This is according to Brain Selmo, Co-portfolio manager of the Nedgroup Investments Global Flexible Fund, who presented at a recent Global Perspective event. 

What is causing the current spike in inflation 

Selmo said that there are many factors at play that have contributed to the current inflation situation. “First, it goes back to a number of financial measures that were put into place over a decade ago in order to deal with the great financial crisis which resulted in the unusual phenomena of zero and negative interest rates in a number of countries around the world. Then, more recently we saw novel monetary and fiscal programmes launched to deal with the Covid pandemic. All this created the backdrop for the situation we are seeing now.” 

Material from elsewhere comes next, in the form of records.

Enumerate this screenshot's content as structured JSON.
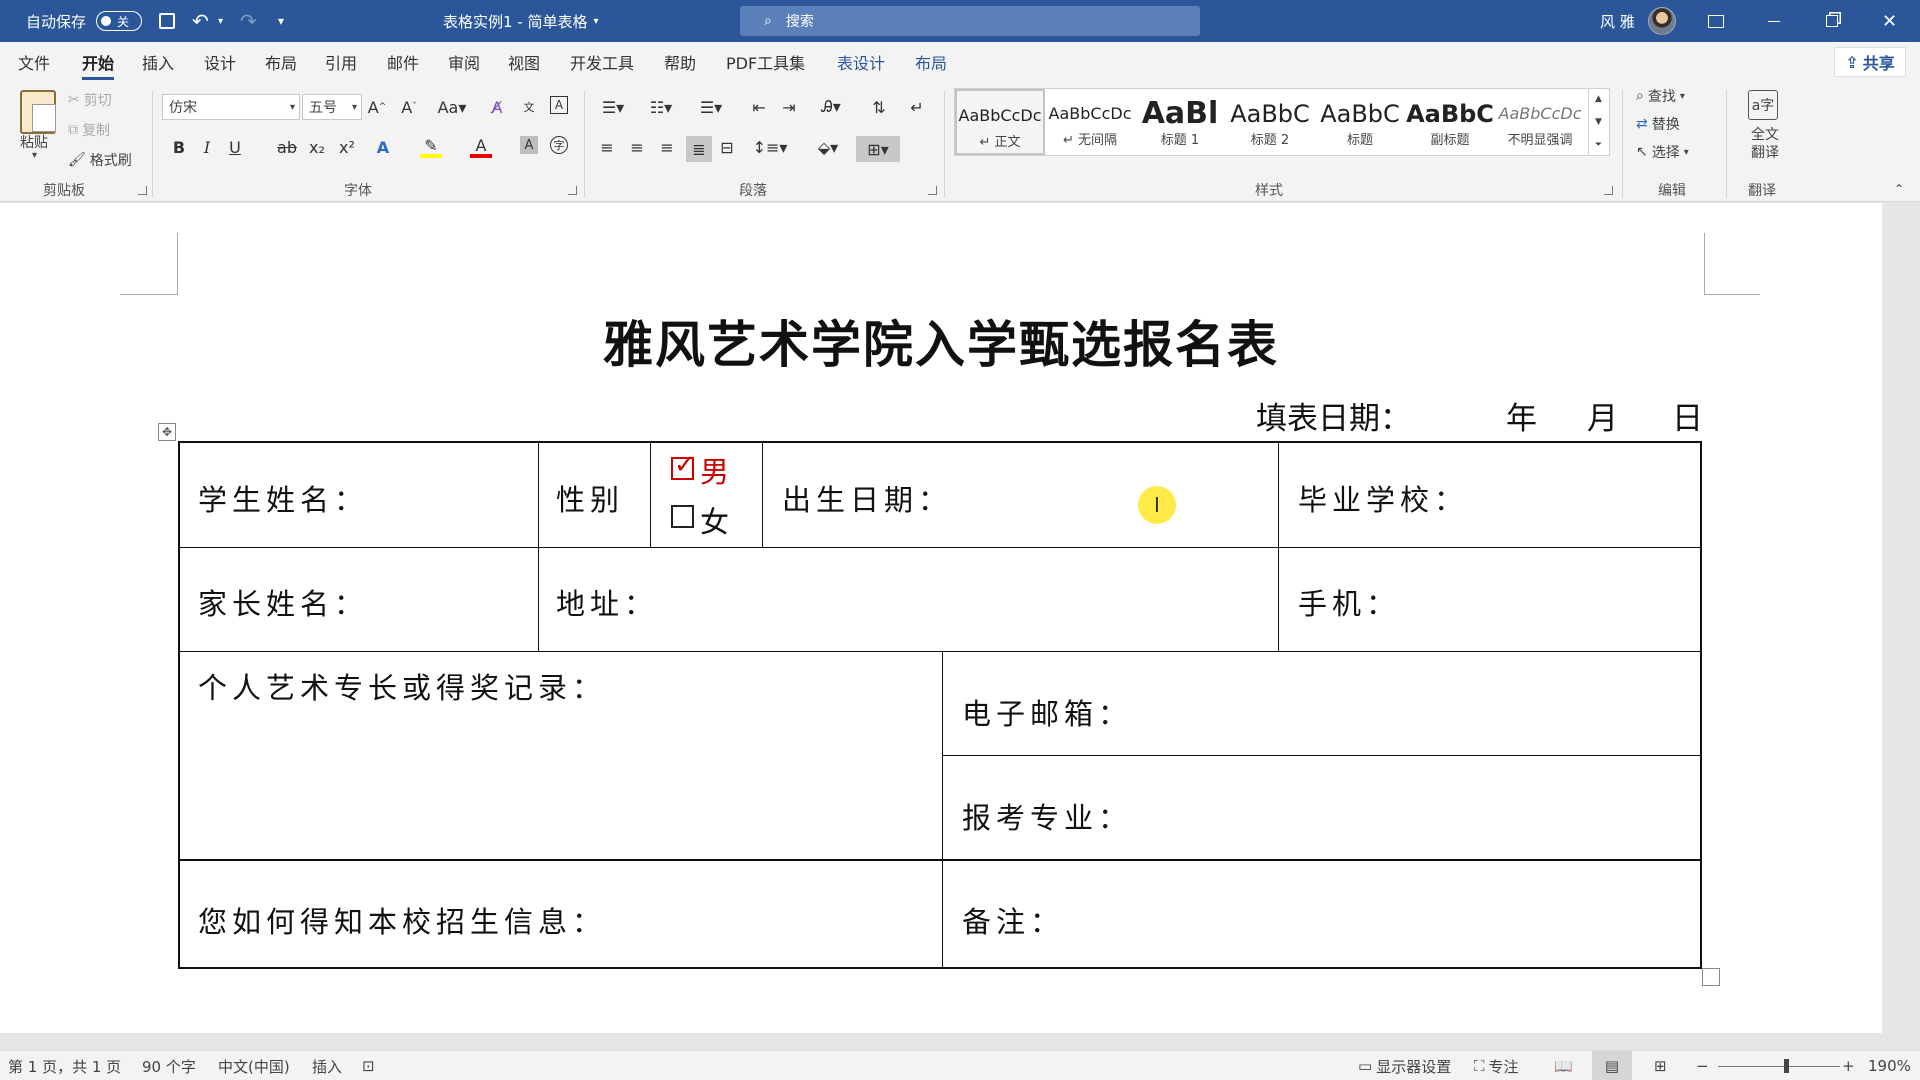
{
  "titlebar": {
    "autosave_label": "自动保存",
    "autosave_state": "关",
    "doc_title": "表格实例1 - 简单表格",
    "search_placeholder": "搜索",
    "user_name": "风 雅"
  },
  "tabs": [
    "文件",
    "开始",
    "插入",
    "设计",
    "布局",
    "引用",
    "邮件",
    "审阅",
    "视图",
    "开发工具",
    "帮助",
    "PDF工具集",
    "表设计",
    "布局"
  ],
  "active_tab": "开始",
  "share_label": "共享",
  "ribbon": {
    "clipboard": {
      "paste": "粘贴",
      "cut": "剪切",
      "copy": "复制",
      "format_painter": "格式刷",
      "label": "剪贴板"
    },
    "font": {
      "font_name": "仿宋",
      "font_size": "五号",
      "label": "字体"
    },
    "paragraph": {
      "label": "段落"
    },
    "styles": {
      "label": "样式",
      "items": [
        {
          "sample": "AaBbCcDc",
          "name": "↵ 正文"
        },
        {
          "sample": "AaBbCcDc",
          "name": "↵ 无间隔"
        },
        {
          "sample": "AaBl",
          "name": "标题 1"
        },
        {
          "sample": "AaBbC",
          "name": "标题 2"
        },
        {
          "sample": "AaBbC",
          "name": "标题"
        },
        {
          "sample": "AaBbC",
          "name": "副标题"
        },
        {
          "sample": "AaBbCcDc",
          "name": "不明显强调"
        }
      ]
    },
    "editing": {
      "find": "查找",
      "replace": "替换",
      "select": "选择",
      "label": "编辑"
    },
    "translate": {
      "button": "全文翻译",
      "label": "翻译"
    }
  },
  "document": {
    "heading": "雅风艺术学院入学甄选报名表",
    "date_label": "填表日期：",
    "date_year": "年",
    "date_month": "月",
    "date_day": "日",
    "table": {
      "student_name": "学生姓名：",
      "gender": "性别",
      "gender_male": "男",
      "gender_female": "女",
      "gender_male_checked": true,
      "birth_date": "出生日期：",
      "school": "毕业学校：",
      "parent_name": "家长姓名：",
      "address": "地址：",
      "mobile": "手机：",
      "art_record": "个人艺术专长或得奖记录：",
      "email": "电子邮箱：",
      "major": "报考专业：",
      "info_source": "您如何得知本校招生信息：",
      "remarks": "备注："
    }
  },
  "statusbar": {
    "page": "第 1 页，共 1 页",
    "words": "90 个字",
    "language": "中文(中国)",
    "mode": "插入",
    "display_settings": "显示器设置",
    "focus": "专注",
    "zoom": "190%"
  }
}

“So, while these things have set the scene for inflation, the pressing issue this year is definitely energy and commodity prices and their significant increases, which have also been exacerbated by the war in Ukraine and a very strong US Dollar.” 

A dramatic underinvestment in energy markets and, in the last few years, responsible investing mandates have further curtailed capital that would typically have been directed to base commodities like oil and gas. 

Expect the unexpected 

Selmo says FPA make a point of not making predictions or point estimates, because they recognise that the world is highly uncertain. “The natural human state is uncertainty. We will never know what the future level of inflation, GDP or a stock market index will be, so we build portfolios recognising that uncertainty.” 

According to Selmo, FPA always expect a recession at some point in their holding period. “With a five-year outlook, we assume that there will be some disruption along the way, so we model the portfolio to be able to withstand and even thrive in recession. Many of our positive returns come out of recession,” he said. 

“In times or fear of uncertainty, we remind ourselves that the global economy is incredibly likely to be larger and more valuable 10 years from now. We want to participate in that value creation. So, we are always looking to buy high-quality franchise businesses that we think can grow on the back of long-term trends.” 

A value driven approach 

FPA have an absolute value approach and use that lens to make sure that the math works – starting with a reasonable yield on equity, whether that’s free cash flow or earnings – and then modelling out conversative margins and growth rates to get to an equity-like return over time, even with some level of volatility or economic weakness. 

Recently FPA have bought an eclectic mix of securities ranging from busted tech companies like Uber and Netflix and some consumer facing companies like Carmax and Herbalife. “We’ve also started to purchase some discounted convertibles, where the bonds themselves are available at 20bps to 30bps below par, and there is some chance we will participate in the upside if the stock does well. We could earn a better than equity return,” said Selmo. 

To find out more about the Nedgroup Investments Global Flexible Fund go here.